◆ **Extracted entries**:
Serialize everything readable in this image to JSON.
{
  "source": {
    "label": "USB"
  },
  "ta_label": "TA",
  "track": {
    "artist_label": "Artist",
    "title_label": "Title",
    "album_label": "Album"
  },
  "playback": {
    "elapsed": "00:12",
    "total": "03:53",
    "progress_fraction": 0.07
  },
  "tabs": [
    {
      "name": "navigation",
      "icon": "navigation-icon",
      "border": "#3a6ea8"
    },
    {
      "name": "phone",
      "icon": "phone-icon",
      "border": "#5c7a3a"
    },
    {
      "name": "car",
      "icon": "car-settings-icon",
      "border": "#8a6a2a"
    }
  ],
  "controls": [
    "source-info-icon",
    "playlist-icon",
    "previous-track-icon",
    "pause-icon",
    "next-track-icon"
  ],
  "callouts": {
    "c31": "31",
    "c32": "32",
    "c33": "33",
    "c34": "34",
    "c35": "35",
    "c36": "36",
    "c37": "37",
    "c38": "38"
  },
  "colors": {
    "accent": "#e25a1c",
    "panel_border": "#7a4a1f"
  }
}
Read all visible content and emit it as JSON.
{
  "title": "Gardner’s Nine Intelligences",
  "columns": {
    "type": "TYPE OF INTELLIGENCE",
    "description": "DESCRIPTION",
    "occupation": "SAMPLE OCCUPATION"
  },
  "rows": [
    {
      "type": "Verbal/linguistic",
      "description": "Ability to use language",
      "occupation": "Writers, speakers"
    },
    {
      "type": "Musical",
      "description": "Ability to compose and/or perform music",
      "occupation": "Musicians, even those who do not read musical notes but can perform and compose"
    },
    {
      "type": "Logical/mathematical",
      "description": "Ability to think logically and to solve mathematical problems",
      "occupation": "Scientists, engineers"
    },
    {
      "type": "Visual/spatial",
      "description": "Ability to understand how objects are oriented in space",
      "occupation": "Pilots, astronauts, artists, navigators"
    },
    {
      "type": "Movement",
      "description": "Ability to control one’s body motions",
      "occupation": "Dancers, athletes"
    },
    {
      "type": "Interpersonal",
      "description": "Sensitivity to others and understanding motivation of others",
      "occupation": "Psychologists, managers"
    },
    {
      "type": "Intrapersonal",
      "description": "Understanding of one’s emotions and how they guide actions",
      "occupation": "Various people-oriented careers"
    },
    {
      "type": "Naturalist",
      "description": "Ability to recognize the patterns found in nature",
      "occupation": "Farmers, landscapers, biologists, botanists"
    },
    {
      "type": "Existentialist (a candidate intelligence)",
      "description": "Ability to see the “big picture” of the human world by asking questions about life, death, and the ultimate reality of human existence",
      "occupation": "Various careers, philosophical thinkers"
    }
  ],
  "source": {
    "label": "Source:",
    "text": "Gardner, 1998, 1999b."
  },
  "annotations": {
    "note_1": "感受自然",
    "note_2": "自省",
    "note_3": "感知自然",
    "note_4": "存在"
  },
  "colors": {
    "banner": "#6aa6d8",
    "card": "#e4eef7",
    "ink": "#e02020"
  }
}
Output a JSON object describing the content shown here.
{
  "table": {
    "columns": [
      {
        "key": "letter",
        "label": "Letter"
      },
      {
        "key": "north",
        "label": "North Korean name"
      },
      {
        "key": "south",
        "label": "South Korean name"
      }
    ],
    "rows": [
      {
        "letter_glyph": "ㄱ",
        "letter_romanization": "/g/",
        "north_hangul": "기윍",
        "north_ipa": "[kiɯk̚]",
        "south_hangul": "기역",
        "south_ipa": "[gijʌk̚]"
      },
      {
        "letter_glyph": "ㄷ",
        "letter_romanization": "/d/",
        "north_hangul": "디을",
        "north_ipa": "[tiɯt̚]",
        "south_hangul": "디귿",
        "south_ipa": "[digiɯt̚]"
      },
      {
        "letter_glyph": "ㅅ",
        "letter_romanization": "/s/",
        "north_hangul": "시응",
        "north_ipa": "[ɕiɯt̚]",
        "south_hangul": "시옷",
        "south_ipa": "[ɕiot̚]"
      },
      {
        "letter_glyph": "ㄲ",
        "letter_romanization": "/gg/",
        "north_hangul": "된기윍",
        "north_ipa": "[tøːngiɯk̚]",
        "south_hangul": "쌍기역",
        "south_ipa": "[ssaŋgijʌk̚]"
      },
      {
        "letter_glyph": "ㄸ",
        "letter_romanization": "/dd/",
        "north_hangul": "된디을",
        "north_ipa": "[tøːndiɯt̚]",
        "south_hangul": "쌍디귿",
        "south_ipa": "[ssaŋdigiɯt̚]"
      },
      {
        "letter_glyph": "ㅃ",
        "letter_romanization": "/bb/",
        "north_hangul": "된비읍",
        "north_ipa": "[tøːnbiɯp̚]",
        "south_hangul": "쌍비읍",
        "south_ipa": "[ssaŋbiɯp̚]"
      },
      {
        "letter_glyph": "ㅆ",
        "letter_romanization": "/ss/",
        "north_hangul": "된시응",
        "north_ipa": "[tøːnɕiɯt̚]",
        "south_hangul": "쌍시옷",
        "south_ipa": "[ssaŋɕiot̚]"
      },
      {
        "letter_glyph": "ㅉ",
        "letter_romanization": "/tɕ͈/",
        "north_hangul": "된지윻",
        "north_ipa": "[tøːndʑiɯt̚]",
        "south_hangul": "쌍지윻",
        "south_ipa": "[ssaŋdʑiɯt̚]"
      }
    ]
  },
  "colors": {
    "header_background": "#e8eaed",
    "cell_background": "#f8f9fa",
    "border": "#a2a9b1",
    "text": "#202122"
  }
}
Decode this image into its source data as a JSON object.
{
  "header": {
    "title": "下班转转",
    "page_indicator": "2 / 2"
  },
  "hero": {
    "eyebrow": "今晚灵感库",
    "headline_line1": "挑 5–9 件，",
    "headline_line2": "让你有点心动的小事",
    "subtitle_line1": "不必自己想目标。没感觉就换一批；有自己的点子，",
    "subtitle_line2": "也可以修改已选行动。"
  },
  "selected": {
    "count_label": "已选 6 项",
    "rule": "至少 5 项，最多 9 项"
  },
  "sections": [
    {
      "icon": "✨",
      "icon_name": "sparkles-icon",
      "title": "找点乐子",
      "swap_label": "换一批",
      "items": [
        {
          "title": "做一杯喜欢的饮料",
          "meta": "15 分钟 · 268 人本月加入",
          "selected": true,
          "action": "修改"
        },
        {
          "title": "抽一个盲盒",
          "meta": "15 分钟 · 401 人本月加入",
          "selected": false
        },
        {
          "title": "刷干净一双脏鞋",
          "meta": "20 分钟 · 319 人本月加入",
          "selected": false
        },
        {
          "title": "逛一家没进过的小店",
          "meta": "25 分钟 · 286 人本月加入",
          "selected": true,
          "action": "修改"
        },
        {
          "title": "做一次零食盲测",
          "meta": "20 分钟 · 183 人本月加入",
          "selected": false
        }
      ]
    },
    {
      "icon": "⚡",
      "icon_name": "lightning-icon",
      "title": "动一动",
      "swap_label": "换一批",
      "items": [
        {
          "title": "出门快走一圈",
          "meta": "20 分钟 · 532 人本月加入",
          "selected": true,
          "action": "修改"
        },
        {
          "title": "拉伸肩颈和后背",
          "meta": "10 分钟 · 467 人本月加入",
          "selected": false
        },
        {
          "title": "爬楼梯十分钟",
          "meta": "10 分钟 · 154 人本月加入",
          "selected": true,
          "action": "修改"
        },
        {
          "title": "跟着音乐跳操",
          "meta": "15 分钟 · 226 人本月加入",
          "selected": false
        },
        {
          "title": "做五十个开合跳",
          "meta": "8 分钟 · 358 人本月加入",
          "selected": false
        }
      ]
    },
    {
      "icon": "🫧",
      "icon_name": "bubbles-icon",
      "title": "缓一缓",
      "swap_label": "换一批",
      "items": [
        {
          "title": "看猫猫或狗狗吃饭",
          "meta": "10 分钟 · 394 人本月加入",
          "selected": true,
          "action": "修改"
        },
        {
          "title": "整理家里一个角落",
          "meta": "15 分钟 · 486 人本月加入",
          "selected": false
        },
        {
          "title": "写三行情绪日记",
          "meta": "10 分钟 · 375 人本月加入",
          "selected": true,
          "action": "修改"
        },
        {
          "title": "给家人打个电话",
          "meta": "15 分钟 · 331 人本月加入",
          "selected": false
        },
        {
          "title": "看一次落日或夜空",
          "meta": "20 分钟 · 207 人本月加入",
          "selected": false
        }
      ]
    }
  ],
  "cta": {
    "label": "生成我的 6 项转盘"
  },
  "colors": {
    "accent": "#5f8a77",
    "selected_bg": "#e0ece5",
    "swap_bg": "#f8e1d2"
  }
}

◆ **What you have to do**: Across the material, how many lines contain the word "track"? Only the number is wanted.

◆ **Solution**: 3